TO DO: Your output must be a faithful copy of the listing underneath.

INFORMATION GIVEN:
++++++
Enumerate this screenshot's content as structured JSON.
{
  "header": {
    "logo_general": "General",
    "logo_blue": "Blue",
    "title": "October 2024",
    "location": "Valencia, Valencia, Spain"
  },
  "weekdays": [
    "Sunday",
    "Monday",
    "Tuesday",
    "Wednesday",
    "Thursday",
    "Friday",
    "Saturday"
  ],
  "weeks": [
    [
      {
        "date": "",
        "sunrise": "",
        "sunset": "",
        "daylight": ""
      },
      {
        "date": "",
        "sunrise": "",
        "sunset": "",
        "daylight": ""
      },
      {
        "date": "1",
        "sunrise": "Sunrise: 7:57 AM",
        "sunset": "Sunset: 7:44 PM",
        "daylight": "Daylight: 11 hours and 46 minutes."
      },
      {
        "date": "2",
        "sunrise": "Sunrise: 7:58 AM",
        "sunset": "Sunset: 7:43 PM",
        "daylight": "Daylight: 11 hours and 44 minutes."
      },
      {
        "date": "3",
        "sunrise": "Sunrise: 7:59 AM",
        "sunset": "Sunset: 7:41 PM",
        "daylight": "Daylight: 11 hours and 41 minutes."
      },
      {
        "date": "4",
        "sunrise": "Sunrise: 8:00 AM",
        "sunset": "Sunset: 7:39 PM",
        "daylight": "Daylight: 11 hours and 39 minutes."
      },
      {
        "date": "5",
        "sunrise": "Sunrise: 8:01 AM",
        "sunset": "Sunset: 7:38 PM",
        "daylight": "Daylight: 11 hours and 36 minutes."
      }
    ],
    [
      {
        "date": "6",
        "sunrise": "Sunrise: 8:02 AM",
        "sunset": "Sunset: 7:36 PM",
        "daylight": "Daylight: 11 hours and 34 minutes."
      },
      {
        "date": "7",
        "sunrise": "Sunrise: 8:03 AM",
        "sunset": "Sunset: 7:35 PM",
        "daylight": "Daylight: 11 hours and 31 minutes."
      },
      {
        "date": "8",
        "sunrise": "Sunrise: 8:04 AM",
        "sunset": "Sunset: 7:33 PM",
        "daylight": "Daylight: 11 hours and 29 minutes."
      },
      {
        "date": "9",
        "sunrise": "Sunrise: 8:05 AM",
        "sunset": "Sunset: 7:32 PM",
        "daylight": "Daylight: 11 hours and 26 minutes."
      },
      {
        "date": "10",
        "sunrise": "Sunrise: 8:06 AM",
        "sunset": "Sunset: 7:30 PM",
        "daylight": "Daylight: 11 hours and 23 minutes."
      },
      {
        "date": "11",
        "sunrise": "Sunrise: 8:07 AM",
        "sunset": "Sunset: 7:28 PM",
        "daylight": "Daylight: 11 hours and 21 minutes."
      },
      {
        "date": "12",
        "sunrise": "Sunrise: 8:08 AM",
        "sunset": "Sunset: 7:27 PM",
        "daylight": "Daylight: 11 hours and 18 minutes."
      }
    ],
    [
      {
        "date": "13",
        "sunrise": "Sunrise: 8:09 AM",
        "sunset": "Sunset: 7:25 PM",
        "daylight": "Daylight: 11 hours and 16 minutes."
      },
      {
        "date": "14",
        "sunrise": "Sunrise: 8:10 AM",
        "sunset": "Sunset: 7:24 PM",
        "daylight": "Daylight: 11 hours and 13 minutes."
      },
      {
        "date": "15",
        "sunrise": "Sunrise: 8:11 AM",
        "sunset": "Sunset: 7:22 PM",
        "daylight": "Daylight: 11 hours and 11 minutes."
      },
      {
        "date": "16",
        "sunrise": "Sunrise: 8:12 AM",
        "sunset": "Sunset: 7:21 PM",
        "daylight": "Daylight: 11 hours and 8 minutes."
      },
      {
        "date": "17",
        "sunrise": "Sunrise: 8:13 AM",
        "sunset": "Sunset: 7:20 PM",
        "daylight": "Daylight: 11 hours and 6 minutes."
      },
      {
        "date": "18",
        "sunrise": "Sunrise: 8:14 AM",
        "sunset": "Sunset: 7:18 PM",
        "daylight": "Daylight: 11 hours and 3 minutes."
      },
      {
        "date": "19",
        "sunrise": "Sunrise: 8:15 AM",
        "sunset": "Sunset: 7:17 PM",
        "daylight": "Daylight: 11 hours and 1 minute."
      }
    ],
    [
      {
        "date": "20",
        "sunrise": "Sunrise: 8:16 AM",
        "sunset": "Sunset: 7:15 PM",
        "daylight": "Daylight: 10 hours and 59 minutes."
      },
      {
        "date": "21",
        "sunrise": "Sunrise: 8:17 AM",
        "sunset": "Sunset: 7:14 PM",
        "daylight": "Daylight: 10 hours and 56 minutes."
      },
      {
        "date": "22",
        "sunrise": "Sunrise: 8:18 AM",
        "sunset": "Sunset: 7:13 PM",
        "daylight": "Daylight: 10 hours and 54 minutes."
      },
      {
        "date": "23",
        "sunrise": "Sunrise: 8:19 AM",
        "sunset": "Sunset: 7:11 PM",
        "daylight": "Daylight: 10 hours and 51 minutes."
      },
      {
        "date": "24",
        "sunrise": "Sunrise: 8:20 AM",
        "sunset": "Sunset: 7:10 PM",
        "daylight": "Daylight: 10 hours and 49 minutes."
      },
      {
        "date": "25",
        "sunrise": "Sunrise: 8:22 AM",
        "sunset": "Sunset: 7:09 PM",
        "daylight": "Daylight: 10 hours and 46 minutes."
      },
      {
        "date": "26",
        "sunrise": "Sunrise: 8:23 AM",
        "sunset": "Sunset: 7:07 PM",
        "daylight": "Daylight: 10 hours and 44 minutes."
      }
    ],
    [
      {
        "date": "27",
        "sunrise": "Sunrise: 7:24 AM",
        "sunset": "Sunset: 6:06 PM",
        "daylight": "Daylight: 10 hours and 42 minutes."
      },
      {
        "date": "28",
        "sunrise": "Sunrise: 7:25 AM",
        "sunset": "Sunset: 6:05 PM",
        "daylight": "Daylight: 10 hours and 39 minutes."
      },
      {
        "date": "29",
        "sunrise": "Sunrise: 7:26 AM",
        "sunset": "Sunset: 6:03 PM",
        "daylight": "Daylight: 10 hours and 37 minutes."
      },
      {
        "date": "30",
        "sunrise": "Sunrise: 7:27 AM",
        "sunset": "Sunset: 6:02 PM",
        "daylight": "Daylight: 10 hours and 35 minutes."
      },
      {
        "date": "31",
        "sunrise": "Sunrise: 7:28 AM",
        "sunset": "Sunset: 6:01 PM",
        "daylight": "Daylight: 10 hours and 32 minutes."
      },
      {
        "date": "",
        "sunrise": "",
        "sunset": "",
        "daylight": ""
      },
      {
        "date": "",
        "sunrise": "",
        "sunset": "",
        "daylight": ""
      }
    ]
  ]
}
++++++
REPLY TO THE EXERCISE:
Enumerate this screenshot's content as structured JSON.
{
  "header": {
    "logo_general": "General",
    "logo_blue": "Blue",
    "title": "October 2024",
    "location": "Valencia, Valencia, Spain"
  },
  "weekdays": [
    "Sunday",
    "Monday",
    "Tuesday",
    "Wednesday",
    "Thursday",
    "Friday",
    "Saturday"
  ],
  "weeks": [
    [
      {
        "date": "",
        "sunrise": "",
        "sunset": "",
        "daylight": ""
      },
      {
        "date": "",
        "sunrise": "",
        "sunset": "",
        "daylight": ""
      },
      {
        "date": "1",
        "sunrise": "Sunrise: 7:57 AM",
        "sunset": "Sunset: 7:44 PM",
        "daylight": "Daylight: 11 hours and 46 minutes."
      },
      {
        "date": "2",
        "sunrise": "Sunrise: 7:58 AM",
        "sunset": "Sunset: 7:43 PM",
        "daylight": "Daylight: 11 hours and 44 minutes."
      },
      {
        "date": "3",
        "sunrise": "Sunrise: 7:59 AM",
        "sunset": "Sunset: 7:41 PM",
        "daylight": "Daylight: 11 hours and 41 minutes."
      },
      {
        "date": "4",
        "sunrise": "Sunrise: 8:00 AM",
        "sunset": "Sunset: 7:39 PM",
        "daylight": "Daylight: 11 hours and 39 minutes."
      },
      {
        "date": "5",
        "sunrise": "Sunrise: 8:01 AM",
        "sunset": "Sunset: 7:38 PM",
        "daylight": "Daylight: 11 hours and 36 minutes."
      }
    ],
    [
      {
        "date": "6",
        "sunrise": "Sunrise: 8:02 AM",
        "sunset": "Sunset: 7:36 PM",
        "daylight": "Daylight: 11 hours and 34 minutes."
      },
      {
        "date": "7",
        "sunrise": "Sunrise: 8:03 AM",
        "sunset": "Sunset: 7:35 PM",
        "daylight": "Daylight: 11 hours and 31 minutes."
      },
      {
        "date": "8",
        "sunrise": "Sunrise: 8:04 AM",
        "sunset": "Sunset: 7:33 PM",
        "daylight": "Daylight: 11 hours and 29 minutes."
      },
      {
        "date": "9",
        "sunrise": "Sunrise: 8:05 AM",
        "sunset": "Sunset: 7:32 PM",
        "daylight": "Daylight: 11 hours and 26 minutes."
      },
      {
        "date": "10",
        "sunrise": "Sunrise: 8:06 AM",
        "sunset": "Sunset: 7:30 PM",
        "daylight": "Daylight: 11 hours and 23 minutes."
      },
      {
        "date": "11",
        "sunrise": "Sunrise: 8:07 AM",
        "sunset": "Sunset: 7:28 PM",
        "daylight": "Daylight: 11 hours and 21 minutes."
      },
      {
        "date": "12",
        "sunrise": "Sunrise: 8:08 AM",
        "sunset": "Sunset: 7:27 PM",
        "daylight": "Daylight: 11 hours and 18 minutes."
      }
    ],
    [
      {
        "date": "13",
        "sunrise": "Sunrise: 8:09 AM",
        "sunset": "Sunset: 7:25 PM",
        "daylight": "Daylight: 11 hours and 16 minutes."
      },
      {
        "date": "14",
        "sunrise": "Sunrise: 8:10 AM",
        "sunset": "Sunset: 7:24 PM",
        "daylight": "Daylight: 11 hours and 13 minutes."
      },
      {
        "date": "15",
        "sunrise": "Sunrise: 8:11 AM",
        "sunset": "Sunset: 7:22 PM",
        "daylight": "Daylight: 11 hours and 11 minutes."
      },
      {
        "date": "16",
        "sunrise": "Sunrise: 8:12 AM",
        "sunset": "Sunset: 7:21 PM",
        "daylight": "Daylight: 11 hours and 8 minutes."
      },
      {
        "date": "17",
        "sunrise": "Sunrise: 8:13 AM",
        "sunset": "Sunset: 7:20 PM",
        "daylight": "Daylight: 11 hours and 6 minutes."
      },
      {
        "date": "18",
        "sunrise": "Sunrise: 8:14 AM",
        "sunset": "Sunset: 7:18 PM",
        "daylight": "Daylight: 11 hours and 3 minutes."
      },
      {
        "date": "19",
        "sunrise": "Sunrise: 8:15 AM",
        "sunset": "Sunset: 7:17 PM",
        "daylight": "Daylight: 11 hours and 1 minute."
      }
    ],
    [
      {
        "date": "20",
        "sunrise": "Sunrise: 8:16 AM",
        "sunset": "Sunset: 7:15 PM",
        "daylight": "Daylight: 10 hours and 59 minutes."
      },
      {
        "date": "21",
        "sunrise": "Sunrise: 8:17 AM",
        "sunset": "Sunset: 7:14 PM",
        "daylight": "Daylight: 10 hours and 56 minutes."
      },
      {
        "date": "22",
        "sunrise": "Sunrise: 8:18 AM",
        "sunset": "Sunset: 7:13 PM",
        "daylight": "Daylight: 10 hours and 54 minutes."
      },
      {
        "date": "23",
        "sunrise": "Sunrise: 8:19 AM",
        "sunset": "Sunset: 7:11 PM",
        "daylight": "Daylight: 10 hours and 51 minutes."
      },
      {
        "date": "24",
        "sunrise": "Sunrise: 8:20 AM",
        "sunset": "Sunset: 7:10 PM",
        "daylight": "Daylight: 10 hours and 49 minutes."
      },
      {
        "date": "25",
        "sunrise": "Sunrise: 8:22 AM",
        "sunset": "Sunset: 7:09 PM",
        "daylight": "Daylight: 10 hours and 46 minutes."
      },
      {
        "date": "26",
        "sunrise": "Sunrise: 8:23 AM",
        "sunset": "Sunset: 7:07 PM",
        "daylight": "Daylight: 10 hours and 44 minutes."
      }
    ],
    [
      {
        "date": "27",
        "sunrise": "Sunrise: 7:24 AM",
        "sunset": "Sunset: 6:06 PM",
        "daylight": "Daylight: 10 hours and 42 minutes."
      },
      {
        "date": "28",
        "sunrise": "Sunrise: 7:25 AM",
        "sunset": "Sunset: 6:05 PM",
        "daylight": "Daylight: 10 hours and 39 minutes."
      },
      {
        "date": "29",
        "sunrise": "Sunrise: 7:26 AM",
        "sunset": "Sunset: 6:03 PM",
        "daylight": "Daylight: 10 hours and 37 minutes."
      },
      {
        "date": "30",
        "sunrise": "Sunrise: 7:27 AM",
        "sunset": "Sunset: 6:02 PM",
        "daylight": "Daylight: 10 hours and 35 minutes."
      },
      {
        "date": "31",
        "sunrise": "Sunrise: 7:28 AM",
        "sunset": "Sunset: 6:01 PM",
        "daylight": "Daylight: 10 hours and 32 minutes."
      },
      {
        "date": "",
        "sunrise": "",
        "sunset": "",
        "daylight": ""
      },
      {
        "date": "",
        "sunrise": "",
        "sunset": "",
        "daylight": ""
      }
    ]
  ]
}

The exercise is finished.